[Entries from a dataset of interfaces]
• • •

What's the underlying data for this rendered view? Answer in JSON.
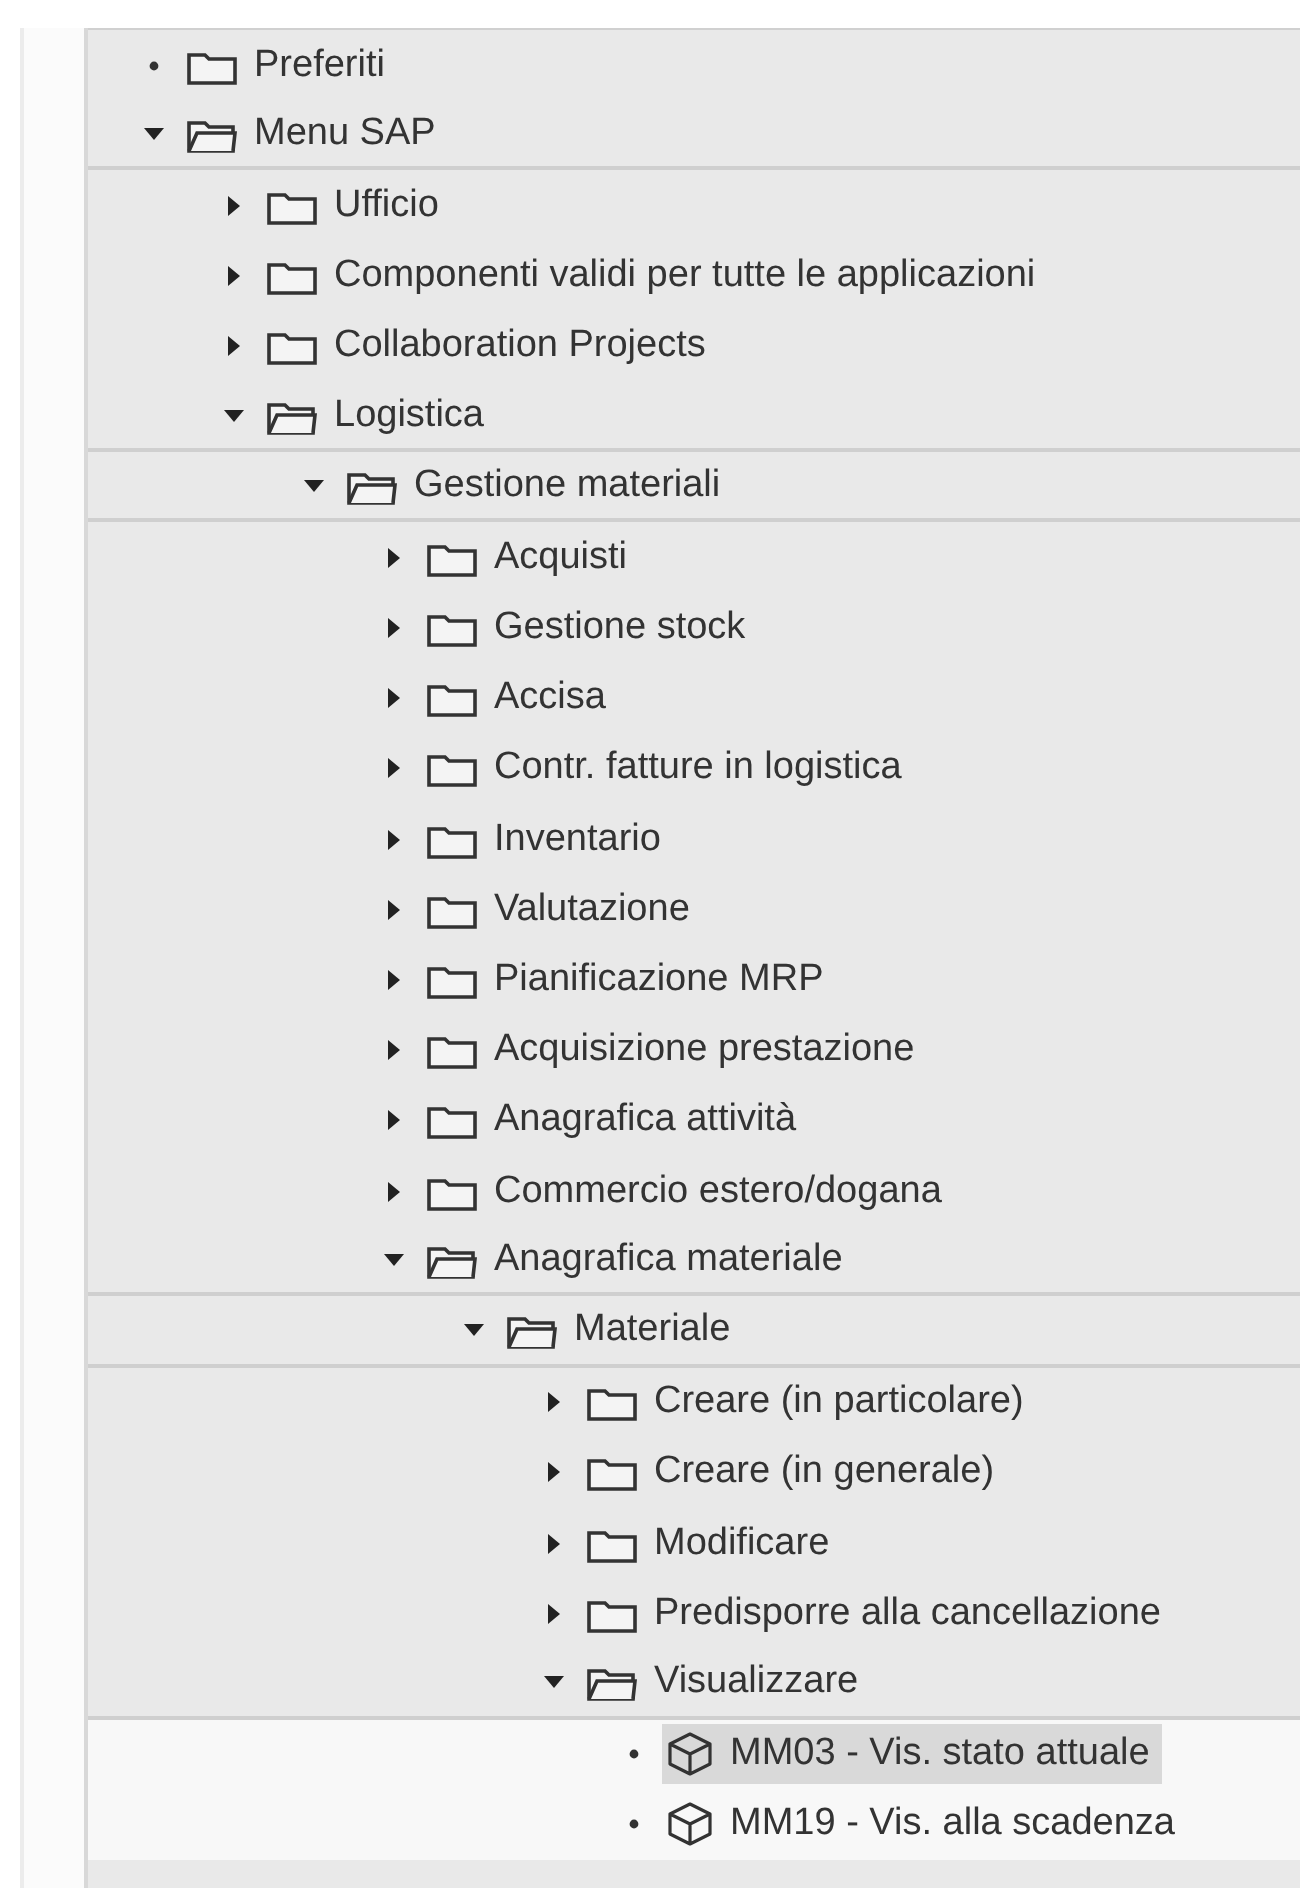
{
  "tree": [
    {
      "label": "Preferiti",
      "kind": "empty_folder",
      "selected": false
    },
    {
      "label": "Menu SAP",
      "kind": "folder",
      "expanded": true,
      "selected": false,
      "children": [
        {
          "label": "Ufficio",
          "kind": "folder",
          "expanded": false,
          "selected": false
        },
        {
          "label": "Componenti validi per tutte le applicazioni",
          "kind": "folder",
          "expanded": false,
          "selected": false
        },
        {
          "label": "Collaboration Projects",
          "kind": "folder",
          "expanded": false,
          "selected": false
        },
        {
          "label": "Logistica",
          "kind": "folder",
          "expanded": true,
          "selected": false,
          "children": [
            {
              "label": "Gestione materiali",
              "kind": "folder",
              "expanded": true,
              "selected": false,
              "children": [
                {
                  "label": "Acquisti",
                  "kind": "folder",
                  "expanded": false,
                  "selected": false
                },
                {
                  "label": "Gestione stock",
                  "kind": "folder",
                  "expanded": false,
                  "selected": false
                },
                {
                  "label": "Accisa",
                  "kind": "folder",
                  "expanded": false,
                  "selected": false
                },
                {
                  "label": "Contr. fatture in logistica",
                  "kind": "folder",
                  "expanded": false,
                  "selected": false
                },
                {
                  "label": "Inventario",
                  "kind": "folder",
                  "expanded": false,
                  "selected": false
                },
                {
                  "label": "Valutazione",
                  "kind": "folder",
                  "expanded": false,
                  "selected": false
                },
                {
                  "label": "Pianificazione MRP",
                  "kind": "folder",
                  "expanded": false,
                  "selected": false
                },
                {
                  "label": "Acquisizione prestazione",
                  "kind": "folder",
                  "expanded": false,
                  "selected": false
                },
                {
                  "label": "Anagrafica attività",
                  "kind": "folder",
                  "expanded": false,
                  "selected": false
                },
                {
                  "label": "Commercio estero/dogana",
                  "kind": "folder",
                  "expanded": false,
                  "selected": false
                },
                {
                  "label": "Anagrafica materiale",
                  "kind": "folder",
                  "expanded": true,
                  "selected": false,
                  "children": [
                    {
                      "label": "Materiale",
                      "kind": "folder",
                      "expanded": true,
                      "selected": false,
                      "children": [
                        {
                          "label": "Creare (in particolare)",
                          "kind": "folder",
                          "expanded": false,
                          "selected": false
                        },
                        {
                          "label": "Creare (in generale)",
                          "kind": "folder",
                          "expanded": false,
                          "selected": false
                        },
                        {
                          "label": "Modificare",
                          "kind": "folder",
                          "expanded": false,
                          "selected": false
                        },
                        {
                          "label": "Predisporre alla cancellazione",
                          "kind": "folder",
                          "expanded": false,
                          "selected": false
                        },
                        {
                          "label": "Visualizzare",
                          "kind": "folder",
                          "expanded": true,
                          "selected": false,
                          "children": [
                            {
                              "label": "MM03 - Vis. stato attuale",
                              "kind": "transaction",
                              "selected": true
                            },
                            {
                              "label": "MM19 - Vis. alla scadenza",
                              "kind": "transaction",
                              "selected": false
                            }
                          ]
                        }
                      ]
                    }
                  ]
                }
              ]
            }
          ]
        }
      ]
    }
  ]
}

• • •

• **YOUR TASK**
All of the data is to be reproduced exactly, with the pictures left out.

• **RESULT FOR THIS EXERCISE**
What's the underlying data for this rendered view? Answer in JSON.
{
  "tree": [
    {
      "label": "Preferiti",
      "kind": "empty_folder",
      "selected": false
    },
    {
      "label": "Menu SAP",
      "kind": "folder",
      "expanded": true,
      "selected": false,
      "children": [
        {
          "label": "Ufficio",
          "kind": "folder",
          "expanded": false,
          "selected": false
        },
        {
          "label": "Componenti validi per tutte le applicazioni",
          "kind": "folder",
          "expanded": false,
          "selected": false
        },
        {
          "label": "Collaboration Projects",
          "kind": "folder",
          "expanded": false,
          "selected": false
        },
        {
          "label": "Logistica",
          "kind": "folder",
          "expanded": true,
          "selected": false,
          "children": [
            {
              "label": "Gestione materiali",
              "kind": "folder",
              "expanded": true,
              "selected": false,
              "children": [
                {
                  "label": "Acquisti",
                  "kind": "folder",
                  "expanded": false,
                  "selected": false
                },
                {
                  "label": "Gestione stock",
                  "kind": "folder",
                  "expanded": false,
                  "selected": false
                },
                {
                  "label": "Accisa",
                  "kind": "folder",
                  "expanded": false,
                  "selected": false
                },
                {
                  "label": "Contr. fatture in logistica",
                  "kind": "folder",
                  "expanded": false,
                  "selected": false
                },
                {
                  "label": "Inventario",
                  "kind": "folder",
                  "expanded": false,
                  "selected": false
                },
                {
                  "label": "Valutazione",
                  "kind": "folder",
                  "expanded": false,
                  "selected": false
                },
                {
                  "label": "Pianificazione MRP",
                  "kind": "folder",
                  "expanded": false,
                  "selected": false
                },
                {
                  "label": "Acquisizione prestazione",
                  "kind": "folder",
                  "expanded": false,
                  "selected": false
                },
                {
                  "label": "Anagrafica attività",
                  "kind": "folder",
                  "expanded": false,
                  "selected": false
                },
                {
                  "label": "Commercio estero/dogana",
                  "kind": "folder",
                  "expanded": false,
                  "selected": false
                },
                {
                  "label": "Anagrafica materiale",
                  "kind": "folder",
                  "expanded": true,
                  "selected": false,
                  "children": [
                    {
                      "label": "Materiale",
                      "kind": "folder",
                      "expanded": true,
                      "selected": false,
                      "children": [
                        {
                          "label": "Creare (in particolare)",
                          "kind": "folder",
                          "expanded": false,
                          "selected": false
                        },
                        {
                          "label": "Creare (in generale)",
                          "kind": "folder",
                          "expanded": false,
                          "selected": false
                        },
                        {
                          "label": "Modificare",
                          "kind": "folder",
                          "expanded": false,
                          "selected": false
                        },
                        {
                          "label": "Predisporre alla cancellazione",
                          "kind": "folder",
                          "expanded": false,
                          "selected": false
                        },
                        {
                          "label": "Visualizzare",
                          "kind": "folder",
                          "expanded": true,
                          "selected": false,
                          "children": [
                            {
                              "label": "MM03 - Vis. stato attuale",
                              "kind": "transaction",
                              "selected": true
                            },
                            {
                              "label": "MM19 - Vis. alla scadenza",
                              "kind": "transaction",
                              "selected": false
                            }
                          ]
                        }
                      ]
                    }
                  ]
                }
              ]
            }
          ]
        }
      ]
    }
  ]
}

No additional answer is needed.